Problem. In the entries below, find the string "icon" and return each line holding it.

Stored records
____________________

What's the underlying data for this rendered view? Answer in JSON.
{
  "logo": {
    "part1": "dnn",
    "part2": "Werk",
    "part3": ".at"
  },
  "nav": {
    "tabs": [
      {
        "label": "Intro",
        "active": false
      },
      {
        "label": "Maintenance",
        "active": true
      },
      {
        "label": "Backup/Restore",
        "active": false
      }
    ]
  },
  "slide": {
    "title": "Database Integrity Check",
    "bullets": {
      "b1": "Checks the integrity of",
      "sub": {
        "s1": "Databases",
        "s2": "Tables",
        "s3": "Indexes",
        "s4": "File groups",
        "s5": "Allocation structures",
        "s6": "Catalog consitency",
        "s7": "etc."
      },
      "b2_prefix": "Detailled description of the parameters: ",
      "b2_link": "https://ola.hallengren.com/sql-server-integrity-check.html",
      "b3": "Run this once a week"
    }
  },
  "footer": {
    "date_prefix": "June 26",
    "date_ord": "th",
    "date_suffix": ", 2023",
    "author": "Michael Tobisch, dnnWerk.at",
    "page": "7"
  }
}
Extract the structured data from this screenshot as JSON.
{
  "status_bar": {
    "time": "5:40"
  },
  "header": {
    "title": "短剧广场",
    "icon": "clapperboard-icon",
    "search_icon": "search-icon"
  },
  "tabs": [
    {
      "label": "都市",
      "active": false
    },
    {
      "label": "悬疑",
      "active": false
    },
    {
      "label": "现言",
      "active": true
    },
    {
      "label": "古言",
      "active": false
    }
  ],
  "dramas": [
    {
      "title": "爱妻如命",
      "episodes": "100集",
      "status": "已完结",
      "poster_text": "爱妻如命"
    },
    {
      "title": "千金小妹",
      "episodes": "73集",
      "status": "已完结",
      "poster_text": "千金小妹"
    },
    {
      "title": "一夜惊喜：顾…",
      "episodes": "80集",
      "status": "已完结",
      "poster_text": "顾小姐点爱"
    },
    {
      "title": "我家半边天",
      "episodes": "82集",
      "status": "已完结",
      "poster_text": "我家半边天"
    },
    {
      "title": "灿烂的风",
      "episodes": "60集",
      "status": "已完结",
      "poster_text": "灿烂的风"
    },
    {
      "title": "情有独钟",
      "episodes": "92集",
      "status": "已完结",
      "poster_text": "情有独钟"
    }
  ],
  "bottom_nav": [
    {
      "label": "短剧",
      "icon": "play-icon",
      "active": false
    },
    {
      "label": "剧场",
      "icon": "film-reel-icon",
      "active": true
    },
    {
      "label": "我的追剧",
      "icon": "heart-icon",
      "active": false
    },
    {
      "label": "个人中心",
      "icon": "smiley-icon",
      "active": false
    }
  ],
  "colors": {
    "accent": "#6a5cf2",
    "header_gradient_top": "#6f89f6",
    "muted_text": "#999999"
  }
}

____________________

Written reply.
    "icon": "clapperboard-icon",
    "search_icon": "search-icon"
      "icon": "play-icon",
      "icon": "film-reel-icon",
      "icon": "heart-icon",
      "icon": "smiley-icon",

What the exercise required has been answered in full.